(a) "the sea gave up the dead that were it"
(b) "death and Hades gave up the dead that were in them"
(b') "death and Hades were thrown into the lake of fire"
(a') "there was no longer any sea"
John's new creation, then, consists of a new sky and a new earth, without the sea and what the sea represents. Above all it consists of the Holy City, the new Jerusalem, coming down out of heaven from God, prepared as a bride beautifully dressed for her husband (v. 2). John has no interest in the new sky and new earth for their own sake. They merely set the stage for the real center of his attention: the new Jerusalem (see 21:9—22:5). His priorities are the same as Isaiah's, from whom he draws his imagery:
Behold, I will create
new heavens and a new earth.
The former things will not be remembered,
nor will they come to mind.
But be glad and rejoice forever
in what I will create,
for I will create Jerusalem to be a delight
and its people a joy.
I will rejoice over Jerusalem
and take delight in my people;
the sound of weeping and of crying
will be heard in it no more." (Is 65:17-19)
The new Jerusalem is prepared as a bride beautifully dressed for her husband (v. 2). This city is also personified as a woman, not a prostitute like evil Babylon, but a pure and holy bride.

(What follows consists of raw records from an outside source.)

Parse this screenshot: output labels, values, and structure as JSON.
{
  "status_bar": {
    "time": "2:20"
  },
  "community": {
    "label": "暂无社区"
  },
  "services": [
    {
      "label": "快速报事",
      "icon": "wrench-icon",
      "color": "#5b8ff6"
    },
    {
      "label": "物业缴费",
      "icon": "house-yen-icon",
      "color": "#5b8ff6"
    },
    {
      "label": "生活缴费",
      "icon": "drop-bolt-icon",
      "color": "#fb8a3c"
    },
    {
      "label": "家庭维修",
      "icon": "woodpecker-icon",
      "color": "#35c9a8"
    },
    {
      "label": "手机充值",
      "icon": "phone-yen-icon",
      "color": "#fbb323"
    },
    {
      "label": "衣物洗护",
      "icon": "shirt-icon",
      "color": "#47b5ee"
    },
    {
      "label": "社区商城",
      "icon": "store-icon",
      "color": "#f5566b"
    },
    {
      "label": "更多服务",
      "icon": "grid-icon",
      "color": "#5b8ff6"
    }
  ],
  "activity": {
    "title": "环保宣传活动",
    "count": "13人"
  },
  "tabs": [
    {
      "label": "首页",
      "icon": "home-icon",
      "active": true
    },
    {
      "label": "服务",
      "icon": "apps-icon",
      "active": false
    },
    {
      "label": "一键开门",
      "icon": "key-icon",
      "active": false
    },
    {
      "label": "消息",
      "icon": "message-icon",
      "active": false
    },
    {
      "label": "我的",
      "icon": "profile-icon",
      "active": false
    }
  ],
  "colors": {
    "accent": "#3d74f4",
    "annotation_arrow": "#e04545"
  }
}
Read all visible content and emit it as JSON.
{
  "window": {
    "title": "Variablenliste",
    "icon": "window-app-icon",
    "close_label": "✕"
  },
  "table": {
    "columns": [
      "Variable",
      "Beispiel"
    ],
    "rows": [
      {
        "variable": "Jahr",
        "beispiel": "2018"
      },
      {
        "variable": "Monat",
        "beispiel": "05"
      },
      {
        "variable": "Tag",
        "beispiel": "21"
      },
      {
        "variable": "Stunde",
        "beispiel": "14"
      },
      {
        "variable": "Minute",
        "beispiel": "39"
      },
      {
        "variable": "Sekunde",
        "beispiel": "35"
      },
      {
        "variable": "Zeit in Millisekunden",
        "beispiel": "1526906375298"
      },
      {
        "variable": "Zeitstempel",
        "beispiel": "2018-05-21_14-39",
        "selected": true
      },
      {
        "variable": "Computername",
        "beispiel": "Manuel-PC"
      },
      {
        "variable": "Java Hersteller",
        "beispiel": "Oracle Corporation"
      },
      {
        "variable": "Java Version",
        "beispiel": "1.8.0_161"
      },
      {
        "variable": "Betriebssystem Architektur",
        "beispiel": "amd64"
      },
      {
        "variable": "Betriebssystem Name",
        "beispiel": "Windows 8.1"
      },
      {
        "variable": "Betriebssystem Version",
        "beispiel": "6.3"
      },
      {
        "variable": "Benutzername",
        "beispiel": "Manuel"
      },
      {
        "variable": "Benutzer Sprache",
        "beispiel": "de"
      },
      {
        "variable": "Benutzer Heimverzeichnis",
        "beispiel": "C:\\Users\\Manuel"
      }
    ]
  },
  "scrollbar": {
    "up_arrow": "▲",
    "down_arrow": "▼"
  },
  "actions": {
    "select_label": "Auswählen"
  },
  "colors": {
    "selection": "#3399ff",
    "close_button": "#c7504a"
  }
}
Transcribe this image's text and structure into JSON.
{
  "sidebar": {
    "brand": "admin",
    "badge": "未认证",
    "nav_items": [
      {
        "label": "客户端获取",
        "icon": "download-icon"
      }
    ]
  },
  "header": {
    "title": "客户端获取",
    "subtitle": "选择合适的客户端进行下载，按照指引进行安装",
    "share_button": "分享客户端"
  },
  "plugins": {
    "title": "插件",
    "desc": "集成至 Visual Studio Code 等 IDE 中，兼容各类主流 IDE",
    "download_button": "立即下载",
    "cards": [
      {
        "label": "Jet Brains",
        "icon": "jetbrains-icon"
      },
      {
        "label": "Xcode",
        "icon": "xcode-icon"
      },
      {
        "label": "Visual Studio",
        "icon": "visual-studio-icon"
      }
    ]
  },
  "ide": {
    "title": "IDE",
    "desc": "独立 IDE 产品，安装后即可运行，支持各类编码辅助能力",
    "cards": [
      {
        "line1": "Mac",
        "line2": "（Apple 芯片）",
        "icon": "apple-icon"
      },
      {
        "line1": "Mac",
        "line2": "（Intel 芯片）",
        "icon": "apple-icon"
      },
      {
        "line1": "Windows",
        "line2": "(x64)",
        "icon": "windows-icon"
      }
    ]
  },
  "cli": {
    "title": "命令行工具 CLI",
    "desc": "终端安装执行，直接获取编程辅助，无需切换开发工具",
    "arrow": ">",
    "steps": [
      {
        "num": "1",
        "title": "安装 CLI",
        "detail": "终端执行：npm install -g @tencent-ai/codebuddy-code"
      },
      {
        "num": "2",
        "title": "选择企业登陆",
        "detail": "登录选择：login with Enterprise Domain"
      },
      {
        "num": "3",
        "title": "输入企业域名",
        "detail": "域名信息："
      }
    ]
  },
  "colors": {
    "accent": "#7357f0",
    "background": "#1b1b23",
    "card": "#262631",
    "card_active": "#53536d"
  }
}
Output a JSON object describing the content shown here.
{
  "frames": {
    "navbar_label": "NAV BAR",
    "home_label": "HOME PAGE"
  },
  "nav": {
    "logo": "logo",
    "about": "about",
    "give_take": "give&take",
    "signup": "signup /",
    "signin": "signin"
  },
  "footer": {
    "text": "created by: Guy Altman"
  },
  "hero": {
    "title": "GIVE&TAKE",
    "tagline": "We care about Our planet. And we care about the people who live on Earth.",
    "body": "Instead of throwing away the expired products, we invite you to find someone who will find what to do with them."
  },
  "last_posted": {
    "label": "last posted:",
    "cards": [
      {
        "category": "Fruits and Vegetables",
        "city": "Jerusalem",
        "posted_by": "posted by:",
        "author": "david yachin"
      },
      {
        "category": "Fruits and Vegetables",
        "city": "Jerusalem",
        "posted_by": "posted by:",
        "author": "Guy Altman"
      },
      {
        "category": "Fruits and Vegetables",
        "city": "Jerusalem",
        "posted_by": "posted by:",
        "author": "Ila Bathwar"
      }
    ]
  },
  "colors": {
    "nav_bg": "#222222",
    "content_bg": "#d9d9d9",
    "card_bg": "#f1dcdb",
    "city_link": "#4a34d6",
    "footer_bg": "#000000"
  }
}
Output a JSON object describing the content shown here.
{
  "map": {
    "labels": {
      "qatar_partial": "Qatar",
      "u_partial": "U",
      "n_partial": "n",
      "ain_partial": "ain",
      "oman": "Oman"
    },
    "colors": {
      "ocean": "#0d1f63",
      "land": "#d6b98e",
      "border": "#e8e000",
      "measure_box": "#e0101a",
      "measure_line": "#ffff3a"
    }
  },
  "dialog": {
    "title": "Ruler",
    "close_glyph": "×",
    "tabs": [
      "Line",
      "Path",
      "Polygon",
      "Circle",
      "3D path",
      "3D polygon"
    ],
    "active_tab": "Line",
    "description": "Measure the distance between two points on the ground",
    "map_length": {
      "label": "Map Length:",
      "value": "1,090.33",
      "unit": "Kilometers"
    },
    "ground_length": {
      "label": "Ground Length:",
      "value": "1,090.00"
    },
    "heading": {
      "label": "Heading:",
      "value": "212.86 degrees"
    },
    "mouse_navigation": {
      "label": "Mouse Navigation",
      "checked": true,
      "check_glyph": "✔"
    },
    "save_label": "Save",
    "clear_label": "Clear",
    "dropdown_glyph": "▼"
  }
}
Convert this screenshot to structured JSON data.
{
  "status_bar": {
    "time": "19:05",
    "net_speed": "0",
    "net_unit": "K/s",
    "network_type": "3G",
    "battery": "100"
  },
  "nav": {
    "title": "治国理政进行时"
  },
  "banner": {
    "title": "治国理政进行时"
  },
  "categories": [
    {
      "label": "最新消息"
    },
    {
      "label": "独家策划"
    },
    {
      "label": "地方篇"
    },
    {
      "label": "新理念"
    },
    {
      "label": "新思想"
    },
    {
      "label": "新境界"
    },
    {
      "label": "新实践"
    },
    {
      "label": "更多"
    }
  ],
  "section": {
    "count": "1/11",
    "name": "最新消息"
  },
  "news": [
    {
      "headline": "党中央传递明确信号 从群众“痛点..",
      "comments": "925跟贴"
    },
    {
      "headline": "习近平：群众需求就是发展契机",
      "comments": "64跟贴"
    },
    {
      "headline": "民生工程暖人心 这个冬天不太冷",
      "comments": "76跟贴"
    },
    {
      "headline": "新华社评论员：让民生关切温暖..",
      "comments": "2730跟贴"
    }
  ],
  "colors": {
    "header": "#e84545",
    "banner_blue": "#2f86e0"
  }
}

The bride was mentioned in passing once before (19:7-8), when she represented "the saints," or people of God, the redeemed "virgins" who followed the Lamb wherever he went (14:4-5. They have now ruled with him on earth for a thousand years (20:4-6). The Holy City, the new Jerusalem, is not so much a place as a people (Gundry 1987:254-64), specifically a people meeting their God, as John is about to learn from two heavenly voices.